The Supreme Court ruled 5-4 in favor of Mark Janus, a public employee who took his union to court, in the Janus v. AFSCME case. Janus claimed being required to pay fees amounted to “compelled speech” because public sector unions are inherently political. In a June 27, 2018, decision the court agreed that employees of public sector unions should not have to pay such “fair share” fees because it violates their First Amendment rights.
Huffington Post reported that it will impact 5 million public sector jobs in 22 states and Washington, D.C., but admitted that unions are big Democratic political players. The ruling infuriated labor unions and upset many liberals including Hayes. It also caused progressives at The Nation to suddenly complain that the Supreme Court had become political, as if court rulings the left embraces are any less “political.”
Hayes reacted by tweeting, “I mean *obviously* the’re gonna go after private sector unions next” and “To be clear what [Judge] Alito is describing here is how *all* unions work under the NLRA, which I’m sure he is itching to declare unconstitutional.”
He also retweeted a section of liberal Justice Elana Kagan’s dissent which included the line “The First Amendment was meant for better things.”
After losing the case, AFSCME tweeted that the court “sides with billionaires” and circulated a petition encouraging people to “Say you’ll never allow the special interests behind this case bust your union.”
The National Conference of Democratic Mayors tweeted out a joint statement with public sector unions AFSCME, SEIU, AFT and NEA, claiming it was a ruling “against working people and in favor of billionaire CEOs and corporate interests ...” In it, AFT president Randi Weingarten called it a “dark day in U.S. jurisprudence."
Another union, the AFL-CIO tweeted, “BREAKING: The Supreme Court just joined the corporate attack on working people, but we won’t sit quietly. #janus Join us: freedomtojoin.org.”
Bryce Covert, a contributor to the progressive magazine The Nation and contributing op-ed writer for The New York Times, reacted to the case in a Times op-ed arguing that workers need to “get radical to fight back” against the decision.
“Working Americans must now get radical to get heard,” Covert wrote. With union “clout” already on the decline and the Janus ruling,” Workers will have to reconstruction this countervailing power and find new ways to build solidarity. We’re going to have to get bold again.”

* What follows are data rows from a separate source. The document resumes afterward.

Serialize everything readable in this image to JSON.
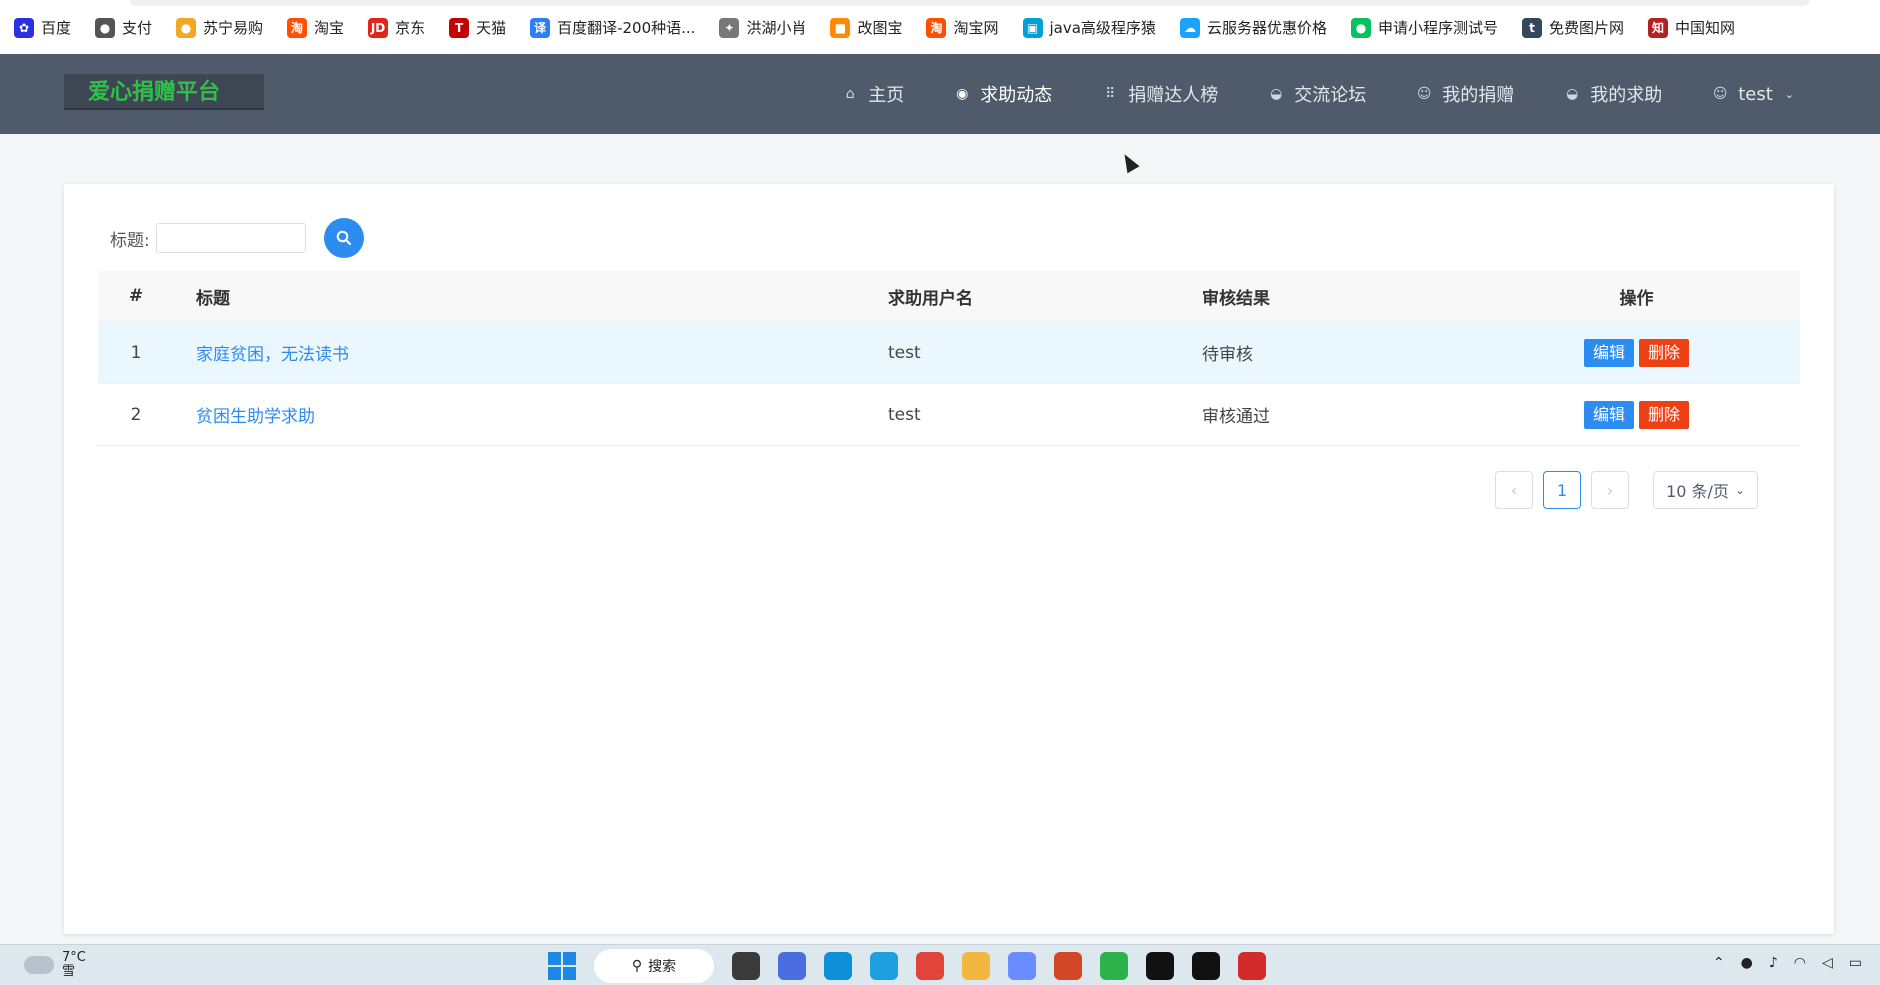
{
  "bookmarks": [
    {
      "label": "百度",
      "icon": "baidu-icon",
      "color": "#2932e1",
      "glyph": "✿"
    },
    {
      "label": "支付",
      "icon": "globe-icon",
      "color": "#555555",
      "glyph": "●"
    },
    {
      "label": "苏宁易购",
      "icon": "suning-icon",
      "color": "#f5a623",
      "glyph": "●"
    },
    {
      "label": "淘宝",
      "icon": "taobao-icon",
      "color": "#ff5000",
      "glyph": "淘"
    },
    {
      "label": "京东",
      "icon": "jd-icon",
      "color": "#e1251b",
      "glyph": "JD"
    },
    {
      "label": "天猫",
      "icon": "tmall-icon",
      "color": "#c40000",
      "glyph": "T"
    },
    {
      "label": "百度翻译-200种语...",
      "icon": "translate-icon",
      "color": "#2d7df6",
      "glyph": "译"
    },
    {
      "label": "洪湖小肖",
      "icon": "bird-icon",
      "color": "#777777",
      "glyph": "✦"
    },
    {
      "label": "改图宝",
      "icon": "gaitubao-icon",
      "color": "#ff8a00",
      "glyph": "■"
    },
    {
      "label": "淘宝网",
      "icon": "taobao-icon",
      "color": "#ff5000",
      "glyph": "淘"
    },
    {
      "label": "java高级程序猿",
      "icon": "bilibili-icon",
      "color": "#00a1d6",
      "glyph": "▣"
    },
    {
      "label": "云服务器优惠价格",
      "icon": "cloud-icon",
      "color": "#1aa3ff",
      "glyph": "☁"
    },
    {
      "label": "申请小程序测试号",
      "icon": "wechat-icon",
      "color": "#07c160",
      "glyph": "●"
    },
    {
      "label": "免费图片网",
      "icon": "tumblr-icon",
      "color": "#36465d",
      "glyph": "t"
    },
    {
      "label": "中国知网",
      "icon": "cnki-icon",
      "color": "#b22222",
      "glyph": "知"
    }
  ],
  "header": {
    "logo": "爱心捐赠平台",
    "nav": [
      {
        "label": "主页",
        "icon": "home-icon",
        "glyph": "⌂",
        "active": false
      },
      {
        "label": "求助动态",
        "icon": "compass-icon",
        "glyph": "◉",
        "active": true
      },
      {
        "label": "捐赠达人榜",
        "icon": "grid-icon",
        "glyph": "⠿",
        "active": false
      },
      {
        "label": "交流论坛",
        "icon": "chat-icon",
        "glyph": "◒",
        "active": false
      },
      {
        "label": "我的捐赠",
        "icon": "smile-icon",
        "glyph": "☺",
        "active": false
      },
      {
        "label": "我的求助",
        "icon": "help-icon",
        "glyph": "◒",
        "active": false
      }
    ],
    "user": {
      "label": "test",
      "icon": "user-icon",
      "glyph": "☺",
      "caret": "⌄"
    }
  },
  "search": {
    "label": "标题:",
    "value": "",
    "placeholder": ""
  },
  "table": {
    "columns": [
      "#",
      "标题",
      "求助用户名",
      "审核结果",
      "操作"
    ],
    "rows": [
      {
        "idx": "1",
        "title": "家庭贫困，无法读书",
        "user": "test",
        "status": "待审核",
        "highlight": true
      },
      {
        "idx": "2",
        "title": "贫困生助学求助",
        "user": "test",
        "status": "审核通过",
        "highlight": false
      }
    ],
    "edit_label": "编辑",
    "delete_label": "删除"
  },
  "pagination": {
    "prev": "‹",
    "current": "1",
    "next": "›",
    "page_size": "10 条/页"
  },
  "taskbar": {
    "temp": "7°C",
    "weather": "雪",
    "search_label": "搜索",
    "apps": [
      {
        "name": "task-view-icon",
        "color": "#3a3a3a"
      },
      {
        "name": "chat-app-icon",
        "color": "#4a6ee0"
      },
      {
        "name": "edge-icon",
        "color": "#0f8fd8"
      },
      {
        "name": "ie-icon",
        "color": "#1ea0e0"
      },
      {
        "name": "chrome-icon",
        "color": "#e0443a"
      },
      {
        "name": "folder-icon",
        "color": "#f3b63f"
      },
      {
        "name": "copilot-icon",
        "color": "#6a8cff"
      },
      {
        "name": "powerpoint-icon",
        "color": "#d24726"
      },
      {
        "name": "hbuilder-icon",
        "color": "#2bb34a"
      },
      {
        "name": "intellij-icon",
        "color": "#111111"
      },
      {
        "name": "terminal-icon",
        "color": "#111111"
      },
      {
        "name": "wps-icon",
        "color": "#d12b2b"
      }
    ]
  }
}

As examples, she praised recent teachers’ strikes and the Fight for 15 protest movement’s strategies (including confrontation and civil disobedience).
Huffington Post was honest about the ruling’s impact on liberals, acknowledging “Unions are a pillar of the Democratic Party, steering money to labor-friendly candidates and helping to run Democratic ground games during campaigns. Janus may force some unions to cut back on political spending as they steer resources toward maintaining their membership levels.”
Obviously, conservatives reacted far differently. National Review called it a “blow for Freedom” and pooh-poohed liberal wailing that this will “defund and destroy” unions entirely.
“The case addresses an individual’s constitutional protection from coerced speech. It doesn’t deny unions the right to organize, recruit, bargain, strike, or collect dues from willing members. What it does deny is the unions’ right to force individuals who are opposed to their positions and policies to pay into union coffers.”